  4. Empower and enable other customer-focused teams including sales and customer operations rather than hinder them, to create consistent interactions across the business. Does it irritate you as a customer when you have a great user experience on an app, but when you contact the call centre, they can’t see the same information? Creating and empowering your teams with a single source of truth for each customer, including transaction histories and past records of synchronous and asynchronous messages, can greatly increase customer service efficiency if utilised effectively. (Plus, it can really motivate your employees to provide a great experience as well.)
  5. Foster inclusivity, community and collaboration; allow customers to access the full value that your brand and business can offer them, through a wider than one-to-business relationship. Monzo and Starbucks are two brands that have done this really well in recent years, creating forums and crowdsourcing platforms to allow their engaged members a chance to discuss concerns, share ideas and give feedback in a controlled environment. While it’s not the only contributing factor, this effort for community engagement and transparency, definitely has some part to play in both brands’ high NPS scores.

These themes can of course be adopted independently of each other, but together definitely provide value greater than the sum of the parts when combined within a customer proposition. Given the ever-increasing competition in almost every vertical, and the focus of agile start-ups on a superior customer experience, how do you understand which of these paths to follow?

When designing any experience, it’s critical to make sure you know your customer – through primary and secondary research, and analysis of accurate customer data – and focus on meeting their needs, making sure you capitalise on the true ‘moments that matter’.

This is the first step of customer-centric service design, ensuring an experience is designed to drive the right behaviours from a customer perspective, with their needs positioned at the heart of every proposition. Know your customer, truly understand their motivations at every step and make it easy for them to achieve their goals and do business with you.

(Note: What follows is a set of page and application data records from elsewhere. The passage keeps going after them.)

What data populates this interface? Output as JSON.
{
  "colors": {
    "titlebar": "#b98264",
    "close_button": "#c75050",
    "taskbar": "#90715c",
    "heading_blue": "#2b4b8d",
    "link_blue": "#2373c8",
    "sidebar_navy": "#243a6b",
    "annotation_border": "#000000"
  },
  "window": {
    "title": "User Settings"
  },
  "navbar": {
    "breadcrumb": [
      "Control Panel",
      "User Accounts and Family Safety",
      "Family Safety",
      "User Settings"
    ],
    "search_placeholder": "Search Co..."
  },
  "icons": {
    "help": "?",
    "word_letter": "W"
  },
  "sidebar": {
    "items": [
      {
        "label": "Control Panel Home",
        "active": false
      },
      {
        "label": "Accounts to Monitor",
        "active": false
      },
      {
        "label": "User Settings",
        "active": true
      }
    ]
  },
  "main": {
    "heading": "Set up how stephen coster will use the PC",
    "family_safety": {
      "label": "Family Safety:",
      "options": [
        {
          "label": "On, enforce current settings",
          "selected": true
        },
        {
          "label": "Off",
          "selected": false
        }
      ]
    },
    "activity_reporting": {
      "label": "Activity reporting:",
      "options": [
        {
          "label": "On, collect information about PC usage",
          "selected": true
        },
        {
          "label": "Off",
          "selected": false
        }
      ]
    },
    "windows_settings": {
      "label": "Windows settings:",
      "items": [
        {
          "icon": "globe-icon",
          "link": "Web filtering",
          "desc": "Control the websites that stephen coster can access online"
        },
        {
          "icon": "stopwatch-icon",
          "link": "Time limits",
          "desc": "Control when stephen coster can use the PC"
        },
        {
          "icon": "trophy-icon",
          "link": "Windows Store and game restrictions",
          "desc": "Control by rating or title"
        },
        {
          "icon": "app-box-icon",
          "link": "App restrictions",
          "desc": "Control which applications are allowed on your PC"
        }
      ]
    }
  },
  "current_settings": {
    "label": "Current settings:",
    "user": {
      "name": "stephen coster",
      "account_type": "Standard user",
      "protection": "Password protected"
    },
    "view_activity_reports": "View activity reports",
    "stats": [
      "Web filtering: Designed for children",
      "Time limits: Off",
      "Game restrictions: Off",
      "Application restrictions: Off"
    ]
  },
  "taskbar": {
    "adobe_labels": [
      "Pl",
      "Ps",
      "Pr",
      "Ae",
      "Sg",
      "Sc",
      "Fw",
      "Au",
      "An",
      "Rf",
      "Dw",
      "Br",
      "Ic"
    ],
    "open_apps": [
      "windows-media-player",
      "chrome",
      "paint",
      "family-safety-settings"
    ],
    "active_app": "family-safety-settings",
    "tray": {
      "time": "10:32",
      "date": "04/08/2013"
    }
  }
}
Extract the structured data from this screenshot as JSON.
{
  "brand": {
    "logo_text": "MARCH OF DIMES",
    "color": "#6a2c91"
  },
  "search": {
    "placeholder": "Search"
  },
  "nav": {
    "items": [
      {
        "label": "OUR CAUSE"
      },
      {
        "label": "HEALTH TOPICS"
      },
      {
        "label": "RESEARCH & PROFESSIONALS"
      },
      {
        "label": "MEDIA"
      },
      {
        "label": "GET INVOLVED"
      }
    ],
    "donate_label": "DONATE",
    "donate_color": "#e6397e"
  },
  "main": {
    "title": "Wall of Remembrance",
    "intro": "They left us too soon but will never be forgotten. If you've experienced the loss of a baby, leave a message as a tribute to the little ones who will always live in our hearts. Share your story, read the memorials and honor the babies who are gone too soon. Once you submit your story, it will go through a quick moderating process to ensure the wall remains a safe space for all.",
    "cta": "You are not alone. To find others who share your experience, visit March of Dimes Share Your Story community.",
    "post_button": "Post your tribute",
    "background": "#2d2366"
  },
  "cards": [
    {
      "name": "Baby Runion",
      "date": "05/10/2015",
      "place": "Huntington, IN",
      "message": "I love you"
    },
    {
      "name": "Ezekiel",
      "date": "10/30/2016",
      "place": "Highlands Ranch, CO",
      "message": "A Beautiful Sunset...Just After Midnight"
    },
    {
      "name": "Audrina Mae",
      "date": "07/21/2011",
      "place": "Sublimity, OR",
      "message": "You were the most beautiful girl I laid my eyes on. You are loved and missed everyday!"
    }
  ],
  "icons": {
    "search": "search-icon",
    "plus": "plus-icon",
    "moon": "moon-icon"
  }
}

However it’s all very well designing a world-class proposition to engage consumers in exactly the right way at every step, to drive the right behaviours to meet your business objectives. But this is only the first step - can your business set itself and its capabilities up to deliver it as seamlessly as you designed, and make it commercially viable?

[1] https://www.telegraph.co.uk/science/2016/03/12/humans-have-shorter-attention-span-than-goldfish-thanks-to-smart/